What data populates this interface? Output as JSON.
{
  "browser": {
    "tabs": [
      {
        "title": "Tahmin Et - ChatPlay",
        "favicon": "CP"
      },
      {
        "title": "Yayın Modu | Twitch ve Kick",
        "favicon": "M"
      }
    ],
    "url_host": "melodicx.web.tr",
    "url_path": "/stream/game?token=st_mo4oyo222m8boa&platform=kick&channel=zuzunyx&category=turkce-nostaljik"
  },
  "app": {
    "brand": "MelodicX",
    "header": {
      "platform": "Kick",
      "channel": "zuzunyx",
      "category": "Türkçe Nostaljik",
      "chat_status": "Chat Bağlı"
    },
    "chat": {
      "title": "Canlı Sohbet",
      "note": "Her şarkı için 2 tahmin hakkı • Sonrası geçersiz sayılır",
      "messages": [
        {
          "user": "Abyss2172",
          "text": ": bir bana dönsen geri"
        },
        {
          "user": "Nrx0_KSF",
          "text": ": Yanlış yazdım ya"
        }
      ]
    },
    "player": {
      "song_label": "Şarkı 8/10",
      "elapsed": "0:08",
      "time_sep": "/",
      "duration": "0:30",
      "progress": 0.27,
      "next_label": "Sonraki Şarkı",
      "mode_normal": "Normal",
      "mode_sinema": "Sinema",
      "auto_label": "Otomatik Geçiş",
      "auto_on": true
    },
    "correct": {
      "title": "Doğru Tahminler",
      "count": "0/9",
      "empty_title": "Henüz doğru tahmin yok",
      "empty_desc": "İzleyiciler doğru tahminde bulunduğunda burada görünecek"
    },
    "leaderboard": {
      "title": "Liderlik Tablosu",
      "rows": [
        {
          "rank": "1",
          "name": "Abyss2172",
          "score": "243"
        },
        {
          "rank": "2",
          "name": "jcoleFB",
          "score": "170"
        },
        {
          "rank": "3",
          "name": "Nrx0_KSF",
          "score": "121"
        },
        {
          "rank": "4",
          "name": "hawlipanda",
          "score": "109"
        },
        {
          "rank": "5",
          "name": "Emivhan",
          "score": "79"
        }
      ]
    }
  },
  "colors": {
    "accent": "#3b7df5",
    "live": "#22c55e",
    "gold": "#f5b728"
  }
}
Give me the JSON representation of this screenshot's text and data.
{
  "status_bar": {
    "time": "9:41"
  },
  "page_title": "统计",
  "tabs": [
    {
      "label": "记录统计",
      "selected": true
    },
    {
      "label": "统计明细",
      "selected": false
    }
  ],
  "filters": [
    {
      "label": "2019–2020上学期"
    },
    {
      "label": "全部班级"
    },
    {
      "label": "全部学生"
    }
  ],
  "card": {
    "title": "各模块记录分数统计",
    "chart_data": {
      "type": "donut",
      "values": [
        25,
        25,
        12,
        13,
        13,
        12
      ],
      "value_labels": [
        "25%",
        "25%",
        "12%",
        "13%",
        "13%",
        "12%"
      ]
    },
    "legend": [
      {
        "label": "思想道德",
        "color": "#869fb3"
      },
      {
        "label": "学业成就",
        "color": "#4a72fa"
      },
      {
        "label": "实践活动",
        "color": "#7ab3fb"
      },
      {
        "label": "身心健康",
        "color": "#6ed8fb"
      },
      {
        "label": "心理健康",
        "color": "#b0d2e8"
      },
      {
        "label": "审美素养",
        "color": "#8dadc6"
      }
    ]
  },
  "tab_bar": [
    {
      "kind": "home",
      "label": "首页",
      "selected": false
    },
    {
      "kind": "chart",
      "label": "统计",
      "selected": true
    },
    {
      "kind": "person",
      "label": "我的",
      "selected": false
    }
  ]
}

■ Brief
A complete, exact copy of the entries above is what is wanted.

■ Answer space
What data populates this interface? Output as JSON.
{
  "browser": {
    "tabs": [
      {
        "title": "Tahmin Et - ChatPlay",
        "favicon": "CP"
      },
      {
        "title": "Yayın Modu | Twitch ve Kick",
        "favicon": "M"
      }
    ],
    "url_host": "melodicx.web.tr",
    "url_path": "/stream/game?token=st_mo4oyo222m8boa&platform=kick&channel=zuzunyx&category=turkce-nostaljik"
  },
  "app": {
    "brand": "MelodicX",
    "header": {
      "platform": "Kick",
      "channel": "zuzunyx",
      "category": "Türkçe Nostaljik",
      "chat_status": "Chat Bağlı"
    },
    "chat": {
      "title": "Canlı Sohbet",
      "note": "Her şarkı için 2 tahmin hakkı • Sonrası geçersiz sayılır",
      "messages": [
        {
          "user": "Abyss2172",
          "text": ": bir bana dönsen geri"
        },
        {
          "user": "Nrx0_KSF",
          "text": ": Yanlış yazdım ya"
        }
      ]
    },
    "player": {
      "song_label": "Şarkı 8/10",
      "elapsed": "0:08",
      "time_sep": "/",
      "duration": "0:30",
      "progress": 0.27,
      "next_label": "Sonraki Şarkı",
      "mode_normal": "Normal",
      "mode_sinema": "Sinema",
      "auto_label": "Otomatik Geçiş",
      "auto_on": true
    },
    "correct": {
      "title": "Doğru Tahminler",
      "count": "0/9",
      "empty_title": "Henüz doğru tahmin yok",
      "empty_desc": "İzleyiciler doğru tahminde bulunduğunda burada görünecek"
    },
    "leaderboard": {
      "title": "Liderlik Tablosu",
      "rows": [
        {
          "rank": "1",
          "name": "Abyss2172",
          "score": "243"
        },
        {
          "rank": "2",
          "name": "jcoleFB",
          "score": "170"
        },
        {
          "rank": "3",
          "name": "Nrx0_KSF",
          "score": "121"
        },
        {
          "rank": "4",
          "name": "hawlipanda",
          "score": "109"
        },
        {
          "rank": "5",
          "name": "Emivhan",
          "score": "79"
        }
      ]
    }
  },
  "colors": {
    "accent": "#3b7df5",
    "live": "#22c55e",
    "gold": "#f5b728"
  }
}
Give me the JSON representation of this screenshot's text and data.
{
  "status_bar": {
    "time": "9:41"
  },
  "page_title": "统计",
  "tabs": [
    {
      "label": "记录统计",
      "selected": true
    },
    {
      "label": "统计明细",
      "selected": false
    }
  ],
  "filters": [
    {
      "label": "2019–2020上学期"
    },
    {
      "label": "全部班级"
    },
    {
      "label": "全部学生"
    }
  ],
  "card": {
    "title": "各模块记录分数统计",
    "chart_data": {
      "type": "donut",
      "values": [
        25,
        25,
        12,
        13,
        13,
        12
      ],
      "value_labels": [
        "25%",
        "25%",
        "12%",
        "13%",
        "13%",
        "12%"
      ]
    },
    "legend": [
      {
        "label": "思想道德",
        "color": "#869fb3"
      },
      {
        "label": "学业成就",
        "color": "#4a72fa"
      },
      {
        "label": "实践活动",
        "color": "#7ab3fb"
      },
      {
        "label": "身心健康",
        "color": "#6ed8fb"
      },
      {
        "label": "心理健康",
        "color": "#b0d2e8"
      },
      {
        "label": "审美素养",
        "color": "#8dadc6"
      }
    ]
  },
  "tab_bar": [
    {
      "kind": "home",
      "label": "首页",
      "selected": false
    },
    {
      "kind": "chart",
      "label": "统计",
      "selected": true
    },
    {
      "kind": "person",
      "label": "我的",
      "selected": false
    }
  ]
}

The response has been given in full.